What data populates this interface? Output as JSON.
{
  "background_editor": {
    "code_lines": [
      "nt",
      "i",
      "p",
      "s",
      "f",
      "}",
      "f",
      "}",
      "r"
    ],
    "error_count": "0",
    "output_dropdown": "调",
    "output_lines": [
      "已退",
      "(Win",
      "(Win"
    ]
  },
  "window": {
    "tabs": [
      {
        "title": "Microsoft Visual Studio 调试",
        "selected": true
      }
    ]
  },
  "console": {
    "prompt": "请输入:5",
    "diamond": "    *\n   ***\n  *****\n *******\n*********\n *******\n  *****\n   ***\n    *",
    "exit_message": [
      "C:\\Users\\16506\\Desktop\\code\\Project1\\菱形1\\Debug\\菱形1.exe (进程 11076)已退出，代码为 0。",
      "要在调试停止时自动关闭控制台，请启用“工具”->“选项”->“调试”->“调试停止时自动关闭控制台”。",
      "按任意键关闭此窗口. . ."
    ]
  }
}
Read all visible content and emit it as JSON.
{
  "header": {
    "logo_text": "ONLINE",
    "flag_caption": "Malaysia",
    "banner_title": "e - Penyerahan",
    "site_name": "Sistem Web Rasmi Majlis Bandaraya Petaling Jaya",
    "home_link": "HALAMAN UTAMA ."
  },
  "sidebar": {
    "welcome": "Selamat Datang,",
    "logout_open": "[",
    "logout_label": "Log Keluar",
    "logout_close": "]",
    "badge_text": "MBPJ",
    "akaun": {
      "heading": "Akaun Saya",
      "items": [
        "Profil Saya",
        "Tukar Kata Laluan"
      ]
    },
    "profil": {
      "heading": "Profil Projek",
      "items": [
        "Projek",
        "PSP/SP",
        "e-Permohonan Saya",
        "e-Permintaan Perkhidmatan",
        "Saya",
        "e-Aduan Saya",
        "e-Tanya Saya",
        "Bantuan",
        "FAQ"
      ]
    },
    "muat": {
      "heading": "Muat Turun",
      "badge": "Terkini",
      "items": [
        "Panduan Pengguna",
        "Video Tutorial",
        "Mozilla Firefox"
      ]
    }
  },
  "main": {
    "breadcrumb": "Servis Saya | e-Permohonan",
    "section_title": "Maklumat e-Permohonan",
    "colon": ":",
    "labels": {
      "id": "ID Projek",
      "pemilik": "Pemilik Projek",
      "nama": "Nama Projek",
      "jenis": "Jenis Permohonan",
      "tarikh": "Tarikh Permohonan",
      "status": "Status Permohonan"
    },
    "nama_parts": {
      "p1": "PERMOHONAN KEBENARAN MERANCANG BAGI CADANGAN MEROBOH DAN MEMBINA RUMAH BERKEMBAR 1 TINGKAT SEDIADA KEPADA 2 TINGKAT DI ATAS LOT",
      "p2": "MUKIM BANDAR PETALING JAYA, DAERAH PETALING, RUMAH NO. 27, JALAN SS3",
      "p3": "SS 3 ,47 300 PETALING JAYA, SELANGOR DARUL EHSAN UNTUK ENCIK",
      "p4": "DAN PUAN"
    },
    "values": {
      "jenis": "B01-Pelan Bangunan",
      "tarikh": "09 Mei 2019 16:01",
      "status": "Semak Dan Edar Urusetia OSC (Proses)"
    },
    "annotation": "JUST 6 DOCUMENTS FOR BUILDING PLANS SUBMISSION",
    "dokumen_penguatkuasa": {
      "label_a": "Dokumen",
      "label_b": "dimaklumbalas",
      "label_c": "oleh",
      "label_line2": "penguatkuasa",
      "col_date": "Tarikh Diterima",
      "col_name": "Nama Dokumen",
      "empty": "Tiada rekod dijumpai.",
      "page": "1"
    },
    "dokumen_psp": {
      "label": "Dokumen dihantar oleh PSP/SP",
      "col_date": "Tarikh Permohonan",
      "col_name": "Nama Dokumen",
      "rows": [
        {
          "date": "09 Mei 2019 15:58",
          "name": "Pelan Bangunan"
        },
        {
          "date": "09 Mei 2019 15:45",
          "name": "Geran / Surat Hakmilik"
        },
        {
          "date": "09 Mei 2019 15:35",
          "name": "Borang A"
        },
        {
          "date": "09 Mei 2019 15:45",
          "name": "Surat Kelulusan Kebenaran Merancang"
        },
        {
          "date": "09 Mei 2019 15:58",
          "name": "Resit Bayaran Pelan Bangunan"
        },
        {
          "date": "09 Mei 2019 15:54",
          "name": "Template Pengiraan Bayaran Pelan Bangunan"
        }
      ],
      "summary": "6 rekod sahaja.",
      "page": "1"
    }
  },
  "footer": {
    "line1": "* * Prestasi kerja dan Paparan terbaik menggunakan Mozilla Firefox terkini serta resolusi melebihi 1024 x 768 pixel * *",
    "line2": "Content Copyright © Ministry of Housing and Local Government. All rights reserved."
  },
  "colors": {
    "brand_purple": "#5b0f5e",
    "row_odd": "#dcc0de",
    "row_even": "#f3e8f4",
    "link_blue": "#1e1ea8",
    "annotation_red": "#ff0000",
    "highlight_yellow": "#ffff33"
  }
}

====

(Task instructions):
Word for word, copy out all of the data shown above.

(Task output):
What data populates this interface? Output as JSON.
{
  "background_editor": {
    "code_lines": [
      "nt",
      "i",
      "p",
      "s",
      "f",
      "}",
      "f",
      "}",
      "r"
    ],
    "error_count": "0",
    "output_dropdown": "调",
    "output_lines": [
      "已退",
      "(Win",
      "(Win"
    ]
  },
  "window": {
    "tabs": [
      {
        "title": "Microsoft Visual Studio 调试",
        "selected": true
      }
    ]
  },
  "console": {
    "prompt": "请输入:5",
    "diamond": "    *\n   ***\n  *****\n *******\n*********\n *******\n  *****\n   ***\n    *",
    "exit_message": [
      "C:\\Users\\16506\\Desktop\\code\\Project1\\菱形1\\Debug\\菱形1.exe (进程 11076)已退出，代码为 0。",
      "要在调试停止时自动关闭控制台，请启用“工具”->“选项”->“调试”->“调试停止时自动关闭控制台”。",
      "按任意键关闭此窗口. . ."
    ]
  }
}
Read all visible content and emit it as JSON.
{
  "header": {
    "logo_text": "ONLINE",
    "flag_caption": "Malaysia",
    "banner_title": "e - Penyerahan",
    "site_name": "Sistem Web Rasmi Majlis Bandaraya Petaling Jaya",
    "home_link": "HALAMAN UTAMA ."
  },
  "sidebar": {
    "welcome": "Selamat Datang,",
    "logout_open": "[",
    "logout_label": "Log Keluar",
    "logout_close": "]",
    "badge_text": "MBPJ",
    "akaun": {
      "heading": "Akaun Saya",
      "items": [
        "Profil Saya",
        "Tukar Kata Laluan"
      ]
    },
    "profil": {
      "heading": "Profil Projek",
      "items": [
        "Projek",
        "PSP/SP",
        "e-Permohonan Saya",
        "e-Permintaan Perkhidmatan",
        "Saya",
        "e-Aduan Saya",
        "e-Tanya Saya",
        "Bantuan",
        "FAQ"
      ]
    },
    "muat": {
      "heading": "Muat Turun",
      "badge": "Terkini",
      "items": [
        "Panduan Pengguna",
        "Video Tutorial",
        "Mozilla Firefox"
      ]
    }
  },
  "main": {
    "breadcrumb": "Servis Saya | e-Permohonan",
    "section_title": "Maklumat e-Permohonan",
    "colon": ":",
    "labels": {
      "id": "ID Projek",
      "pemilik": "Pemilik Projek",
      "nama": "Nama Projek",
      "jenis": "Jenis Permohonan",
      "tarikh": "Tarikh Permohonan",
      "status": "Status Permohonan"
    },
    "nama_parts": {
      "p1": "PERMOHONAN KEBENARAN MERANCANG BAGI CADANGAN MEROBOH DAN MEMBINA RUMAH BERKEMBAR 1 TINGKAT SEDIADA KEPADA 2 TINGKAT DI ATAS LOT",
      "p2": "MUKIM BANDAR PETALING JAYA, DAERAH PETALING, RUMAH NO. 27, JALAN SS3",
      "p3": "SS 3 ,47 300 PETALING JAYA, SELANGOR DARUL EHSAN UNTUK ENCIK",
      "p4": "DAN PUAN"
    },
    "values": {
      "jenis": "B01-Pelan Bangunan",
      "tarikh": "09 Mei 2019 16:01",
      "status": "Semak Dan Edar Urusetia OSC (Proses)"
    },
    "annotation": "JUST 6 DOCUMENTS FOR BUILDING PLANS SUBMISSION",
    "dokumen_penguatkuasa": {
      "label_a": "Dokumen",
      "label_b": "dimaklumbalas",
      "label_c": "oleh",
      "label_line2": "penguatkuasa",
      "col_date": "Tarikh Diterima",
      "col_name": "Nama Dokumen",
      "empty": "Tiada rekod dijumpai.",
      "page": "1"
    },
    "dokumen_psp": {
      "label": "Dokumen dihantar oleh PSP/SP",
      "col_date": "Tarikh Permohonan",
      "col_name": "Nama Dokumen",
      "rows": [
        {
          "date": "09 Mei 2019 15:58",
          "name": "Pelan Bangunan"
        },
        {
          "date": "09 Mei 2019 15:45",
          "name": "Geran / Surat Hakmilik"
        },
        {
          "date": "09 Mei 2019 15:35",
          "name": "Borang A"
        },
        {
          "date": "09 Mei 2019 15:45",
          "name": "Surat Kelulusan Kebenaran Merancang"
        },
        {
          "date": "09 Mei 2019 15:58",
          "name": "Resit Bayaran Pelan Bangunan"
        },
        {
          "date": "09 Mei 2019 15:54",
          "name": "Template Pengiraan Bayaran Pelan Bangunan"
        }
      ],
      "summary": "6 rekod sahaja.",
      "page": "1"
    }
  },
  "footer": {
    "line1": "* * Prestasi kerja dan Paparan terbaik menggunakan Mozilla Firefox terkini serta resolusi melebihi 1024 x 768 pixel * *",
    "line2": "Content Copyright © Ministry of Housing and Local Government. All rights reserved."
  },
  "colors": {
    "brand_purple": "#5b0f5e",
    "row_odd": "#dcc0de",
    "row_even": "#f3e8f4",
    "link_blue": "#1e1ea8",
    "annotation_red": "#ff0000",
    "highlight_yellow": "#ffff33"
  }
}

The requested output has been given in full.